[App and web page records]
# # # #

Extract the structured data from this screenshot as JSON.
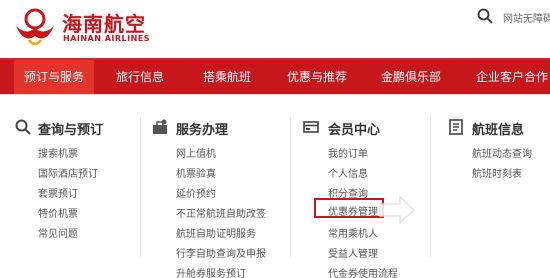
{
  "brand": {
    "name_cn": "海南航空",
    "name_en": "HAINAN AIRLINES"
  },
  "header": {
    "search_label": "网站无障碍"
  },
  "nav": [
    {
      "label": "预订与服务",
      "active": true
    },
    {
      "label": "旅行信息"
    },
    {
      "label": "搭乘航班"
    },
    {
      "label": "优惠与推荐"
    },
    {
      "label": "金鹏俱乐部"
    },
    {
      "label": "企业客户合作"
    }
  ],
  "columns": [
    {
      "title": "查询与预订",
      "icon": "search-icon",
      "links": [
        "搜索机票",
        "国际酒店预订",
        "套票预订",
        "特价机票",
        "常见问题"
      ]
    },
    {
      "title": "服务办理",
      "icon": "service-icon",
      "links": [
        "网上值机",
        "机票验真",
        "延价预约",
        "不正常航班自助改签",
        "航班自助证明服务",
        "行李自助查询及申报",
        "升舱券服务预订"
      ]
    },
    {
      "title": "会员中心",
      "icon": "member-card-icon",
      "links": [
        "我的订单",
        "个人信息",
        "积分查询",
        "优惠券管理",
        "常用乘机人",
        "受益人管理",
        "代金券使用流程"
      ]
    },
    {
      "title": "航班信息",
      "icon": "flight-info-icon",
      "links": [
        "航班动态查询",
        "航班时刻表"
      ]
    }
  ],
  "colors": {
    "brand_red": "#c8161d",
    "active_tab": "#e2342b"
  }
}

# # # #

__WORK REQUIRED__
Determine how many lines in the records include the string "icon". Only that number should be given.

__THE COMPLETED TASK__
4